Evidently, Adam and Eve believed that this could be possible. Evidently, humanity throughout the ages has believed this could be possible. Foolishly, I suspect there have been seasons when all of us would concede that we imagined a way of life that was superior to what the Bible has presented.
Think of the myriad of efforts being made at this moment to combat the ills of society. We are seeing sociological approaches and economic approaches. We are seeing a stress on education. There is a renewed focus on being environmentally friendly. There is, of course, political strategizing and creative diplomacy taking place.
And all of these things have their place of importance, but it seems to me that none of them are addressing the root of our troubles. The problems with are society, at the core, are not sociological, economical, or political. The root of our struggles is a theological matter. Humanity, in large measure, has chosen a way of life not endorsed by our Creator. Our trouble is that we have broken communion with The Almighty.
The results have been disastrous—from Adam to present day. It is as if God is saying, ‘While you live apart from Me you shall not be truly happy’ (D. Martyn Lloyd-Jones).
Who can put things right? Who can set the world on its proper course? I am pleased to announce to you this morning that, while humanity has repeatedly turned against God, He has not altogether turned His back against us.
The message of Christmas is a message of mercy. Though we deserve judgment, though we deserve wrath, though we deserve to endure the consequences of our own actions, God comes breaking into human history to give us grace. The Son of God takes on human flesh in order to save us from our sins and our sinful condition (Mt. 1:21). The Second Adam comes to repair the damage of the first Adam. And this fulfills the promise that the serpent’s head shall be bruised (3:15).
I confess that in preparation for this sermon, I worried about the sobering nature of this text. I fretted about the negative note that would be sounded in the midst of Christmas preparations. But now, as I reflect further, I reckon that the proclamation of Christ’s birth takes on greater meaning when we have a more complete appreciation of our need of Him. In other words, the more I apprehend my desperate state, the more grateful I am to have a Saviour.
For what is the reason for the birth of Christ, if everything is going splendidly? We look around and we see that things are not going splendidly. We look around and most of us would conclude that this world of ours is a mess.
Indeed, this world of ours is a mess, but God has a plan.
In love, God the Father sent His only begotten Son into this world. Jesus’ perfect life and atoning death have provided sufficient means for reconciliation with God.

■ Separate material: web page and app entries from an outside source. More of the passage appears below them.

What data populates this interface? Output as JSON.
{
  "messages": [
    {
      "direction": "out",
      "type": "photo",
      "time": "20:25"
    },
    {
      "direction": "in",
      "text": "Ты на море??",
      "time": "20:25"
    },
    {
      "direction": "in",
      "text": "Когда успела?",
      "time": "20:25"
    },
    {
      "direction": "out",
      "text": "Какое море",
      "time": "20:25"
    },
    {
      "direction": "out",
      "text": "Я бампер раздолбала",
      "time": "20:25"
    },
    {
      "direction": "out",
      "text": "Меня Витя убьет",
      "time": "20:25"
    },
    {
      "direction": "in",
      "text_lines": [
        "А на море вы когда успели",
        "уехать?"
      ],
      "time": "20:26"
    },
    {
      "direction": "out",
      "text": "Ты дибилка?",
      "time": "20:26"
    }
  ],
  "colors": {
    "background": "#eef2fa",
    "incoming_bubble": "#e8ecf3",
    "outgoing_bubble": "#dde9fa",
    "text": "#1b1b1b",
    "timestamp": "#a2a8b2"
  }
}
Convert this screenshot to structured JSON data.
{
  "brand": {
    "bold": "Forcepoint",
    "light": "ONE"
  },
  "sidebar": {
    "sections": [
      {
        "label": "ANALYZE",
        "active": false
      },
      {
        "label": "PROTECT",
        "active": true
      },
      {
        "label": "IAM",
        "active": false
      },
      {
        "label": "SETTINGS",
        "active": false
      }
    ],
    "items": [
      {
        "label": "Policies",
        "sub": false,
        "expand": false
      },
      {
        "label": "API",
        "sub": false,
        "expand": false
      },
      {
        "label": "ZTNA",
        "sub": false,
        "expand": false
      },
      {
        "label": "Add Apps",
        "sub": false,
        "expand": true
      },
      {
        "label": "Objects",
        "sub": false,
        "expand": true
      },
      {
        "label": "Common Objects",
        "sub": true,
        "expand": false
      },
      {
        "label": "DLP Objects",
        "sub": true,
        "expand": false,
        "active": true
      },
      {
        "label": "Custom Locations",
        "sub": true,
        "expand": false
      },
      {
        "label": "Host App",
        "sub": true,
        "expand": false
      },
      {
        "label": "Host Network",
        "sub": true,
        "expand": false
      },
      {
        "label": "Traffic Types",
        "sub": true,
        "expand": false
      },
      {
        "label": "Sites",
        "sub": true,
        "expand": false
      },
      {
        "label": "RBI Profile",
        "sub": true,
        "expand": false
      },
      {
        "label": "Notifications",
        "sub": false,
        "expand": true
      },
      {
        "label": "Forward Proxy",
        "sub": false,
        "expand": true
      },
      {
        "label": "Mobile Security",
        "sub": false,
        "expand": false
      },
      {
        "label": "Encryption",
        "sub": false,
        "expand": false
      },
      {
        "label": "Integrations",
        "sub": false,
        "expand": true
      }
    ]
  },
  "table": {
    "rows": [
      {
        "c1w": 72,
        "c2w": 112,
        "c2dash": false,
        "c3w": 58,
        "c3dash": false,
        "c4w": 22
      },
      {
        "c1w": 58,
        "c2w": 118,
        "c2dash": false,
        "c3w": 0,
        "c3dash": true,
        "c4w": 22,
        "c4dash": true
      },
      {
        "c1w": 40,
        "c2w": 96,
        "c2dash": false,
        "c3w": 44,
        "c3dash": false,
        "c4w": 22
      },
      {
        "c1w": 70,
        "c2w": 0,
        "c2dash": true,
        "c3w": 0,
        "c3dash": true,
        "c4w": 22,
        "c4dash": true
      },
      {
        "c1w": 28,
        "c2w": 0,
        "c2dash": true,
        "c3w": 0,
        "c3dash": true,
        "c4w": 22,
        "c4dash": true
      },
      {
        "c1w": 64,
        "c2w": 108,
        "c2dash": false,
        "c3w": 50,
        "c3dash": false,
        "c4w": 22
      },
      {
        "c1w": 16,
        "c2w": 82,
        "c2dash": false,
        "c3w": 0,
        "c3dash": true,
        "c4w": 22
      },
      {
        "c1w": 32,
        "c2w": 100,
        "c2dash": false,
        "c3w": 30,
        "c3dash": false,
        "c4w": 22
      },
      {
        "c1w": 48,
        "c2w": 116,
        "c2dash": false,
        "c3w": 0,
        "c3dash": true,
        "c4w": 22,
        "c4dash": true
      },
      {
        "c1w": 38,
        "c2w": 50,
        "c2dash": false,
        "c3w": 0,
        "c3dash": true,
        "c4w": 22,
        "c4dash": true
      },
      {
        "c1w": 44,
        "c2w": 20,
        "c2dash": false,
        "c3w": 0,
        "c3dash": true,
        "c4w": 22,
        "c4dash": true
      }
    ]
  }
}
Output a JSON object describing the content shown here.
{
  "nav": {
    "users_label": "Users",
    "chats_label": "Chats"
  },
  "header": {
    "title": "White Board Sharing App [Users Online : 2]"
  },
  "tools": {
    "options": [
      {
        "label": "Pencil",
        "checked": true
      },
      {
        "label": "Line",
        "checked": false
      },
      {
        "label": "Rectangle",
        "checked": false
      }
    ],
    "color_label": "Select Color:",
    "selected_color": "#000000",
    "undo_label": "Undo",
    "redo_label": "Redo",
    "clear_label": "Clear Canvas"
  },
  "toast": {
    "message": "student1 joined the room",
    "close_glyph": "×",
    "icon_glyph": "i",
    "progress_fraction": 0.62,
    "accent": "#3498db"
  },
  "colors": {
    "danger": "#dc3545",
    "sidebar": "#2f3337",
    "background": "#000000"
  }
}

The light of Christ our Saviour is now shining upon the world through the people who bear His name. His message is being proclaimed, and those who believe the message, those who yield their life to Christ will gain what Adam lost in the Garden—communion with the Creator of the Universe.
Let us not imagine that there is a better way. There is no better life than life in Christ. Amen.